Work to complete: Which lines below contain "Layer"? Copy every one of them.
.....
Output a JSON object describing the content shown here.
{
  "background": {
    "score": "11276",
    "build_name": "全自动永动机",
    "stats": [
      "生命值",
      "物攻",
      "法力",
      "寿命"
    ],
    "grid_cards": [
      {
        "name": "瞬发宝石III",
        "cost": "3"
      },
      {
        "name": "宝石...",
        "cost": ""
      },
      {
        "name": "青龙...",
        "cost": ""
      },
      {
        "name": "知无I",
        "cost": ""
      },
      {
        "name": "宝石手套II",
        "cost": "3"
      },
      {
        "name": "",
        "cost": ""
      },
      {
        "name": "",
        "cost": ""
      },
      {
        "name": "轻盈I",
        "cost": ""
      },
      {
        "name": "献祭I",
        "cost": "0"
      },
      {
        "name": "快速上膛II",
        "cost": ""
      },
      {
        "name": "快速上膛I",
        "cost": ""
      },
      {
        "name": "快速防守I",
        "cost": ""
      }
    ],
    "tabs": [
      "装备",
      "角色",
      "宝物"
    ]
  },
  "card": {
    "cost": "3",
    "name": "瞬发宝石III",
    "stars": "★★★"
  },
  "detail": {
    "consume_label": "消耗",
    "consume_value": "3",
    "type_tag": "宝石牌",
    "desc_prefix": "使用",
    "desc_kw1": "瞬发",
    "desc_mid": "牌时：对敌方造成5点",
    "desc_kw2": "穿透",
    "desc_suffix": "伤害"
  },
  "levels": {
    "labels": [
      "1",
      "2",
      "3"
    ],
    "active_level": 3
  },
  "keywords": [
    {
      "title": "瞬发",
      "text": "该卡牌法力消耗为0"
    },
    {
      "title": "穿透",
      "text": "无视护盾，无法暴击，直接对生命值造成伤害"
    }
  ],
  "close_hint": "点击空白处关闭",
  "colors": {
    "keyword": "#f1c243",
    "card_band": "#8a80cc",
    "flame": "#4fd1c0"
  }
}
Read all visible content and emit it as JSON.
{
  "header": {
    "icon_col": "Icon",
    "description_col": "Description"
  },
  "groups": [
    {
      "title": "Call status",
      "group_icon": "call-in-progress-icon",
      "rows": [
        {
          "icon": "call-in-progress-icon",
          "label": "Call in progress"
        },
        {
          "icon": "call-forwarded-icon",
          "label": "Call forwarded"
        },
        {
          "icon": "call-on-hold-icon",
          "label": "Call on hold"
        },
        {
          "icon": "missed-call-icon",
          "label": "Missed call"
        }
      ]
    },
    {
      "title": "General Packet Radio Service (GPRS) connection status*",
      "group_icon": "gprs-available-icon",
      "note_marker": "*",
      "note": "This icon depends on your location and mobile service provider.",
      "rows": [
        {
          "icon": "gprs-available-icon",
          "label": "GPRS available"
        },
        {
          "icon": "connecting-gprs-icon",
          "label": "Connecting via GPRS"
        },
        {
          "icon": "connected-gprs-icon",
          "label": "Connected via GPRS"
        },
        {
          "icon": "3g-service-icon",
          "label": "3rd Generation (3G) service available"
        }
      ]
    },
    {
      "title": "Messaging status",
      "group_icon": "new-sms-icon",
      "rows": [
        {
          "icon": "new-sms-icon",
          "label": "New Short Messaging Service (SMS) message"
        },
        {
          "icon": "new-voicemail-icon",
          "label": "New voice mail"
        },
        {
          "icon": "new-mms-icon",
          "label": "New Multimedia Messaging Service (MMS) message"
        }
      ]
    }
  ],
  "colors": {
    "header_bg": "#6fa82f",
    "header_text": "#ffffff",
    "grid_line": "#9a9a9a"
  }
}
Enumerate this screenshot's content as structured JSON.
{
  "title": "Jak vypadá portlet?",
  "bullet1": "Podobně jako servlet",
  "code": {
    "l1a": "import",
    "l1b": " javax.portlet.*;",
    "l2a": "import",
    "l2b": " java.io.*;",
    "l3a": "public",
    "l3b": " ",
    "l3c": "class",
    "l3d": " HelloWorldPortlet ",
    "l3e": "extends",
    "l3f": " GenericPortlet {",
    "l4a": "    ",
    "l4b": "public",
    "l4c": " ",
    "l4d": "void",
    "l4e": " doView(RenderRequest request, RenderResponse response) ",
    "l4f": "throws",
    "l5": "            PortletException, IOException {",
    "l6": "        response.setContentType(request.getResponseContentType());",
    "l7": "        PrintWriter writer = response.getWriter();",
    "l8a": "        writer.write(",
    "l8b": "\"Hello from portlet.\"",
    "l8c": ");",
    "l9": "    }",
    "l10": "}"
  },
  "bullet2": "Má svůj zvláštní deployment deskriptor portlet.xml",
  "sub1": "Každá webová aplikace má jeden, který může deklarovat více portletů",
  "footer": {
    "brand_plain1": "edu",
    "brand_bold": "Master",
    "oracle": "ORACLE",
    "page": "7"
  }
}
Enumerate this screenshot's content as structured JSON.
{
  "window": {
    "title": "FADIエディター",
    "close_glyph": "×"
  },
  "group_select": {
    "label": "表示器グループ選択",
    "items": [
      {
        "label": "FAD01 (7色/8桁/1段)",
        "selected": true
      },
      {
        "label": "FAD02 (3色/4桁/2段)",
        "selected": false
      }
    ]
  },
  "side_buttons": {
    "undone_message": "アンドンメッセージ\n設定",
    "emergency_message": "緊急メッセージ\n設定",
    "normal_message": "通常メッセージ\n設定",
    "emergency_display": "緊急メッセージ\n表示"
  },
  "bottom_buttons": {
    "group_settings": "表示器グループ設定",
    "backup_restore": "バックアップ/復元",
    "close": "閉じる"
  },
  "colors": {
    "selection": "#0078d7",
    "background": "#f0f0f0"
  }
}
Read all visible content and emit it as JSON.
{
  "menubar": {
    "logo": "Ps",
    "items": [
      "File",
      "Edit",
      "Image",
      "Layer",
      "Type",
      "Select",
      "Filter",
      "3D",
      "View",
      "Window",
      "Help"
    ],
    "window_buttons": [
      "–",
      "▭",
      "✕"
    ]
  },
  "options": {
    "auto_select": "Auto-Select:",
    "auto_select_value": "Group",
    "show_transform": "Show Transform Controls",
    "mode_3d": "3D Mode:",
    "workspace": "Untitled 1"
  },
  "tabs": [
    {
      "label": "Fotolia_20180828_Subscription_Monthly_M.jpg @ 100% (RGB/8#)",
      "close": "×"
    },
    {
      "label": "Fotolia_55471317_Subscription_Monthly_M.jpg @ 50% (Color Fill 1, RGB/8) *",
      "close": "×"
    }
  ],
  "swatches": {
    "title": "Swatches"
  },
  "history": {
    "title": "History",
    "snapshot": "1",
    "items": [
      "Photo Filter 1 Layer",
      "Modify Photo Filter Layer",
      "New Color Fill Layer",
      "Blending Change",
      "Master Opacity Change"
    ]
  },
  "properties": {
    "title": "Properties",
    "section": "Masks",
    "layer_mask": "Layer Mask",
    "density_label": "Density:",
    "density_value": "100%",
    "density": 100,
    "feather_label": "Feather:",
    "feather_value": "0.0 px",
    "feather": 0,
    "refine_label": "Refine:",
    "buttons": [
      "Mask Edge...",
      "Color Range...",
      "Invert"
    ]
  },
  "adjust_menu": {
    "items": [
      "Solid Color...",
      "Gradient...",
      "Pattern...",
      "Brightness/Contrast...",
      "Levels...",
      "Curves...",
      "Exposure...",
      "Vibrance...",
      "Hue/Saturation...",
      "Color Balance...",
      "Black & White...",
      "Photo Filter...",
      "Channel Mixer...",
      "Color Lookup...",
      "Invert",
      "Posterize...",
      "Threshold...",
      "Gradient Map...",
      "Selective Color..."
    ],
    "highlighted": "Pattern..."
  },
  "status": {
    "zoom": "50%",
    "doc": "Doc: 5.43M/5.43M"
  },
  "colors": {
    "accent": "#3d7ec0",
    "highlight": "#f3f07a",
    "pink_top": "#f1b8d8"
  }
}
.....
Output for this exercise:
      "Layer",
      "Photo Filter 1 Layer",
      "Modify Photo Filter Layer",
      "New Color Fill Layer",
    "layer_mask": "Layer Mask",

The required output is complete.